Key in the whole listing below again, keeping every word as it is.

Recorded data:
--*--
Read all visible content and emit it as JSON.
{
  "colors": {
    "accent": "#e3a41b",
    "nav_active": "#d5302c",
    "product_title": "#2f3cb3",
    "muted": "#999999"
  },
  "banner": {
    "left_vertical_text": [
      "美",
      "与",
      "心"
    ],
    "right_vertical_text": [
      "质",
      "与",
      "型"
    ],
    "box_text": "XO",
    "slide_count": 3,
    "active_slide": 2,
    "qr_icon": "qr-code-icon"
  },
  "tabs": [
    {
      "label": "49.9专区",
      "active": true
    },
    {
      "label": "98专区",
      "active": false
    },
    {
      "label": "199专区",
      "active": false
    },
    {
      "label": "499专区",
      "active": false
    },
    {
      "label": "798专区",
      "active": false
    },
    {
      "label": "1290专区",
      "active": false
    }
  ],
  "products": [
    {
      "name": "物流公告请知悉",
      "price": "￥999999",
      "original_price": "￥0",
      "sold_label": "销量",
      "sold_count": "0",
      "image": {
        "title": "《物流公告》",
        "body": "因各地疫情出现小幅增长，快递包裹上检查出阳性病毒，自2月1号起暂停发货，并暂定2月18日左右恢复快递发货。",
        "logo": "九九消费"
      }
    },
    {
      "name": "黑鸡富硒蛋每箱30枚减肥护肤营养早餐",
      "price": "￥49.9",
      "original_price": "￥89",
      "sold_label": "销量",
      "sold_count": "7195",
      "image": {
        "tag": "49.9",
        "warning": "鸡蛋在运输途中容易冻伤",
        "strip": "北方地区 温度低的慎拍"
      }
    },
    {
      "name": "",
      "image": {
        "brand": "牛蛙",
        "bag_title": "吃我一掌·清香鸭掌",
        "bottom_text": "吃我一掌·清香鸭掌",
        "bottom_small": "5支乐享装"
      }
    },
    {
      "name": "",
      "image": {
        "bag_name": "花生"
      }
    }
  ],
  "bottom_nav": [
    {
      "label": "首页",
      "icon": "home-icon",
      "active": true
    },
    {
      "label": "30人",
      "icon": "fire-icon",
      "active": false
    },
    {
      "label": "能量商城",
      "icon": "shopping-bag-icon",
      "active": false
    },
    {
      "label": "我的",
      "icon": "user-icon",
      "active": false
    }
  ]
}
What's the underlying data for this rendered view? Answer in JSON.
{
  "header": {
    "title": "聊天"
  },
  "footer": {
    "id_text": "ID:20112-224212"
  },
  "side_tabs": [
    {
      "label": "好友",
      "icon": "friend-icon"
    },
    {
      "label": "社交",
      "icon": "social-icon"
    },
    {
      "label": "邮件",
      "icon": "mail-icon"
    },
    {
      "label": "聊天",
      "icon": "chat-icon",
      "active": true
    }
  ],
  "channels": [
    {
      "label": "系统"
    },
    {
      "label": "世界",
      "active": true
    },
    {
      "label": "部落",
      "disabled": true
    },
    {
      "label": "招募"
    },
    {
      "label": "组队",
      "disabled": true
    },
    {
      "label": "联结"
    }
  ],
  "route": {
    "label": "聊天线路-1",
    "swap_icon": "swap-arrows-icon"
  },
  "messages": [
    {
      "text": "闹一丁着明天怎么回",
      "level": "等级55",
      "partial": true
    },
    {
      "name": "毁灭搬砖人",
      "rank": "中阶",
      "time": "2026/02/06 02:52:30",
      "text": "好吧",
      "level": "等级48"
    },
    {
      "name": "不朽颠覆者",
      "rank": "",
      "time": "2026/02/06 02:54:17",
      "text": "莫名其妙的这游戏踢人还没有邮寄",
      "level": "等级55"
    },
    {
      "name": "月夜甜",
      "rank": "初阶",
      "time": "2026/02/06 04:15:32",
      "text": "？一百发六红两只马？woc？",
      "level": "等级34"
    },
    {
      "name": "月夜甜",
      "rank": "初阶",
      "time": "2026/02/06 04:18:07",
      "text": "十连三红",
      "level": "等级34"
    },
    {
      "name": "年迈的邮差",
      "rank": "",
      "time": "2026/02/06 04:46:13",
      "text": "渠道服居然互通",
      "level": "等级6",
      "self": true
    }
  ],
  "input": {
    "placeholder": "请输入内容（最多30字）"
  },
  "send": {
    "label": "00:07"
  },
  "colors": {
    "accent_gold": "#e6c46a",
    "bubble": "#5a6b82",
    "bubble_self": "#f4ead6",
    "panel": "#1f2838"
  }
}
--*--
Task output:
Read all visible content and emit it as JSON.
{
  "colors": {
    "accent": "#e3a41b",
    "nav_active": "#d5302c",
    "product_title": "#2f3cb3",
    "muted": "#999999"
  },
  "banner": {
    "left_vertical_text": [
      "美",
      "与",
      "心"
    ],
    "right_vertical_text": [
      "质",
      "与",
      "型"
    ],
    "box_text": "XO",
    "slide_count": 3,
    "active_slide": 2,
    "qr_icon": "qr-code-icon"
  },
  "tabs": [
    {
      "label": "49.9专区",
      "active": true
    },
    {
      "label": "98专区",
      "active": false
    },
    {
      "label": "199专区",
      "active": false
    },
    {
      "label": "499专区",
      "active": false
    },
    {
      "label": "798专区",
      "active": false
    },
    {
      "label": "1290专区",
      "active": false
    }
  ],
  "products": [
    {
      "name": "物流公告请知悉",
      "price": "￥999999",
      "original_price": "￥0",
      "sold_label": "销量",
      "sold_count": "0",
      "image": {
        "title": "《物流公告》",
        "body": "因各地疫情出现小幅增长，快递包裹上检查出阳性病毒，自2月1号起暂停发货，并暂定2月18日左右恢复快递发货。",
        "logo": "九九消费"
      }
    },
    {
      "name": "黑鸡富硒蛋每箱30枚减肥护肤营养早餐",
      "price": "￥49.9",
      "original_price": "￥89",
      "sold_label": "销量",
      "sold_count": "7195",
      "image": {
        "tag": "49.9",
        "warning": "鸡蛋在运输途中容易冻伤",
        "strip": "北方地区 温度低的慎拍"
      }
    },
    {
      "name": "",
      "image": {
        "brand": "牛蛙",
        "bag_title": "吃我一掌·清香鸭掌",
        "bottom_text": "吃我一掌·清香鸭掌",
        "bottom_small": "5支乐享装"
      }
    },
    {
      "name": "",
      "image": {
        "bag_name": "花生"
      }
    }
  ],
  "bottom_nav": [
    {
      "label": "首页",
      "icon": "home-icon",
      "active": true
    },
    {
      "label": "30人",
      "icon": "fire-icon",
      "active": false
    },
    {
      "label": "能量商城",
      "icon": "shopping-bag-icon",
      "active": false
    },
    {
      "label": "我的",
      "icon": "user-icon",
      "active": false
    }
  ]
}
What's the underlying data for this rendered view? Answer in JSON.
{
  "header": {
    "title": "聊天"
  },
  "footer": {
    "id_text": "ID:20112-224212"
  },
  "side_tabs": [
    {
      "label": "好友",
      "icon": "friend-icon"
    },
    {
      "label": "社交",
      "icon": "social-icon"
    },
    {
      "label": "邮件",
      "icon": "mail-icon"
    },
    {
      "label": "聊天",
      "icon": "chat-icon",
      "active": true
    }
  ],
  "channels": [
    {
      "label": "系统"
    },
    {
      "label": "世界",
      "active": true
    },
    {
      "label": "部落",
      "disabled": true
    },
    {
      "label": "招募"
    },
    {
      "label": "组队",
      "disabled": true
    },
    {
      "label": "联结"
    }
  ],
  "route": {
    "label": "聊天线路-1",
    "swap_icon": "swap-arrows-icon"
  },
  "messages": [
    {
      "text": "闹一丁着明天怎么回",
      "level": "等级55",
      "partial": true
    },
    {
      "name": "毁灭搬砖人",
      "rank": "中阶",
      "time": "2026/02/06 02:52:30",
      "text": "好吧",
      "level": "等级48"
    },
    {
      "name": "不朽颠覆者",
      "rank": "",
      "time": "2026/02/06 02:54:17",
      "text": "莫名其妙的这游戏踢人还没有邮寄",
      "level": "等级55"
    },
    {
      "name": "月夜甜",
      "rank": "初阶",
      "time": "2026/02/06 04:15:32",
      "text": "？一百发六红两只马？woc？",
      "level": "等级34"
    },
    {
      "name": "月夜甜",
      "rank": "初阶",
      "time": "2026/02/06 04:18:07",
      "text": "十连三红",
      "level": "等级34"
    },
    {
      "name": "年迈的邮差",
      "rank": "",
      "time": "2026/02/06 04:46:13",
      "text": "渠道服居然互通",
      "level": "等级6",
      "self": true
    }
  ],
  "input": {
    "placeholder": "请输入内容（最多30字）"
  },
  "send": {
    "label": "00:07"
  },
  "colors": {
    "accent_gold": "#e6c46a",
    "bubble": "#5a6b82",
    "bubble_self": "#f4ead6",
    "panel": "#1f2838"
  }
}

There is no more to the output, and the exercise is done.